In a related announcement, Thursday Facebook announced its highly-anticipated News Reader app called 'Paper,' which will be available for the iPhone in the US on February 3rd. It combines users' Facebook news feed with a choice of more than a dozen other sections on subject matter ranging from sports, to science, to design. It's already drawn rave reviews for its full-screen photos and auto play ads—it looks a bit like private news reader app Flipboard. And for now at least, there are no ads.
This past quarter was a tipping point for Facebook on the mobile front; for the first time more than half its advertising revenue—53 percent – came from mobile, while its mobile daily active users grew 49 percent from a year earlier to 556 million people. This was also the first time that Facebook reported over $1 billion in mobile revenue.
CFO David Ebersman said that the number of ads that Facebook is showing is down, because there are fewer ads on mobile devices. However, Facebook is able to charge more for mobile ads. Graph search, which has not yet launched on mobile devices, could be another source of revenue in the future.
(Read more: Facebook beats; stock jumps)
COO Sheryl Sandberg explained some ways that mobile usage growth could spell massive advertising growth. "When people are shopping in stores they are on their phones and when they are on their phones they are on Facebook," Sandberg said.

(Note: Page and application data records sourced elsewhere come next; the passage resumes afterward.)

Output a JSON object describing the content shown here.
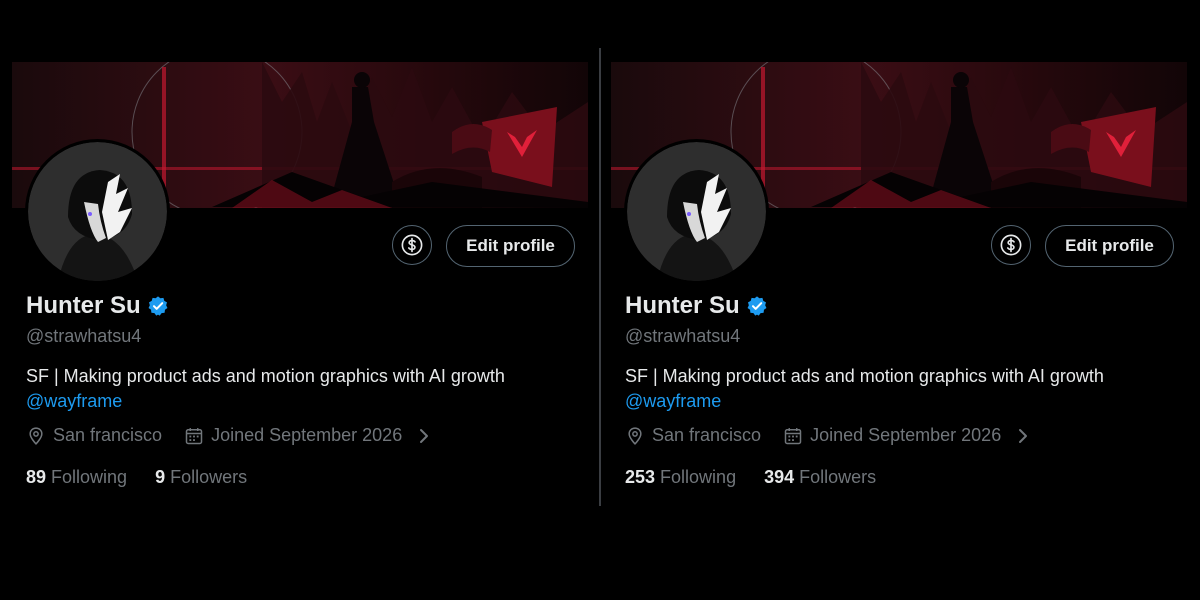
{
  "colors": {
    "background": "#000000",
    "text_primary": "#e7e9ea",
    "text_secondary": "#71767b",
    "link": "#1d9bf0",
    "verified_badge": "#1d9bf0",
    "button_border": "#536471",
    "banner_accent": "#b3142a"
  },
  "icons": {
    "verified": "verified-badge-icon",
    "tip": "dollar-sign-icon",
    "location": "map-pin-icon",
    "joined": "calendar-icon",
    "more": "chevron-right-icon"
  },
  "profiles": [
    {
      "edit_button": "Edit profile",
      "name": "Hunter Su",
      "handle": "@strawhatsu4",
      "bio_text": "SF | Making product ads and motion graphics with AI growth ",
      "bio_mention": "@wayframe",
      "location": "San francisco",
      "joined": "Joined September 2026",
      "following_count": "89",
      "following_label": "Following",
      "followers_count": "9",
      "followers_label": "Followers"
    },
    {
      "edit_button": "Edit profile",
      "name": "Hunter Su",
      "handle": "@strawhatsu4",
      "bio_text": "SF | Making product ads and motion graphics with AI growth ",
      "bio_mention": "@wayframe",
      "location": "San francisco",
      "joined": "Joined September 2026",
      "following_count": "253",
      "following_label": "Following",
      "followers_count": "394",
      "followers_label": "Followers"
    }
  ]
}
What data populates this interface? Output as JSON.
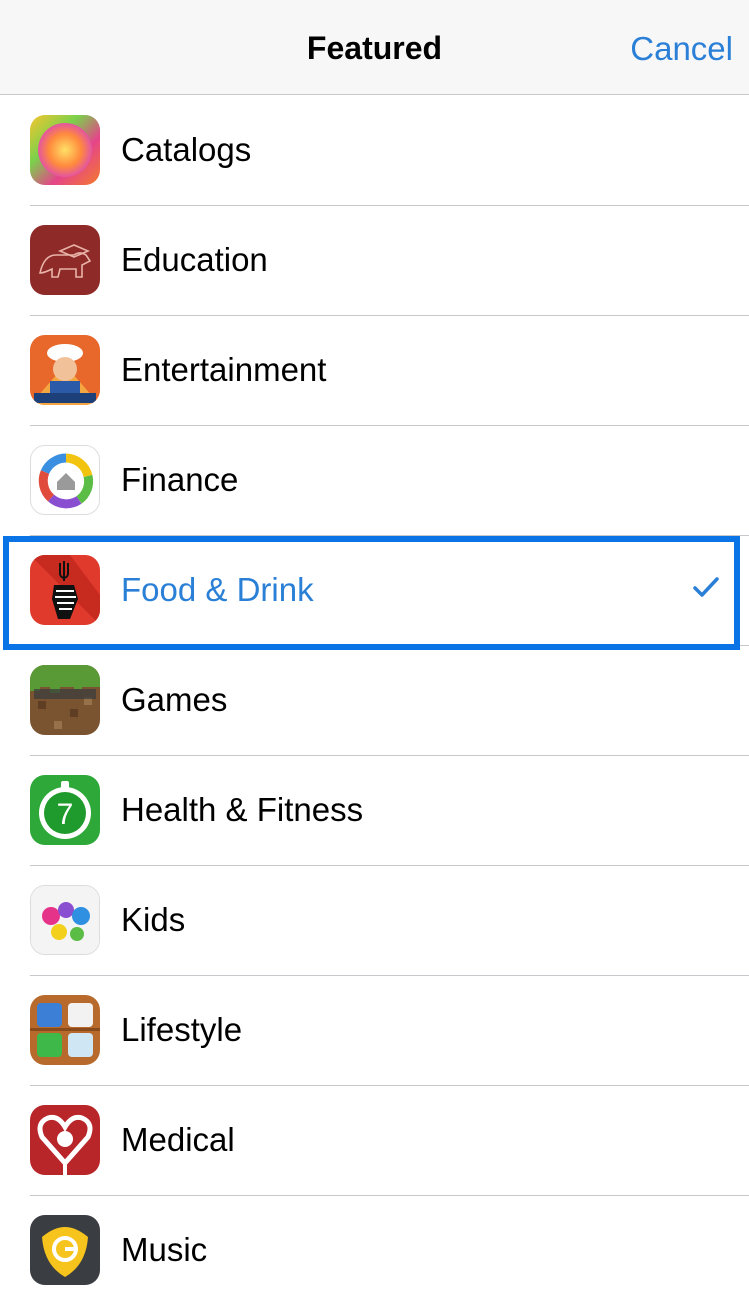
{
  "navbar": {
    "title": "Featured",
    "cancel_label": "Cancel"
  },
  "colors": {
    "accent": "#2a7fd6",
    "highlight_border": "#0a74e6",
    "separator": "#c8c7cc"
  },
  "categories": [
    {
      "label": "Catalogs",
      "icon": "catalogs-app-icon",
      "selected": false
    },
    {
      "label": "Education",
      "icon": "education-app-icon",
      "selected": false
    },
    {
      "label": "Entertainment",
      "icon": "entertainment-app-icon",
      "selected": false
    },
    {
      "label": "Finance",
      "icon": "finance-app-icon",
      "selected": false
    },
    {
      "label": "Food & Drink",
      "icon": "food-drink-app-icon",
      "selected": true
    },
    {
      "label": "Games",
      "icon": "games-app-icon",
      "selected": false
    },
    {
      "label": "Health & Fitness",
      "icon": "health-fitness-app-icon",
      "selected": false
    },
    {
      "label": "Kids",
      "icon": "kids-app-icon",
      "selected": false
    },
    {
      "label": "Lifestyle",
      "icon": "lifestyle-app-icon",
      "selected": false
    },
    {
      "label": "Medical",
      "icon": "medical-app-icon",
      "selected": false
    },
    {
      "label": "Music",
      "icon": "music-app-icon",
      "selected": false
    }
  ],
  "selected_indicator": "checkmark-icon"
}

"A recent study by Miller Brown digital showed that while shopping in the store people who use Facebook do so at four times the rate of any other [app]. And for those people that use Facebook as a source for shopping over have stated that it was a very influential source of information for them while they were shopping in the store," she added.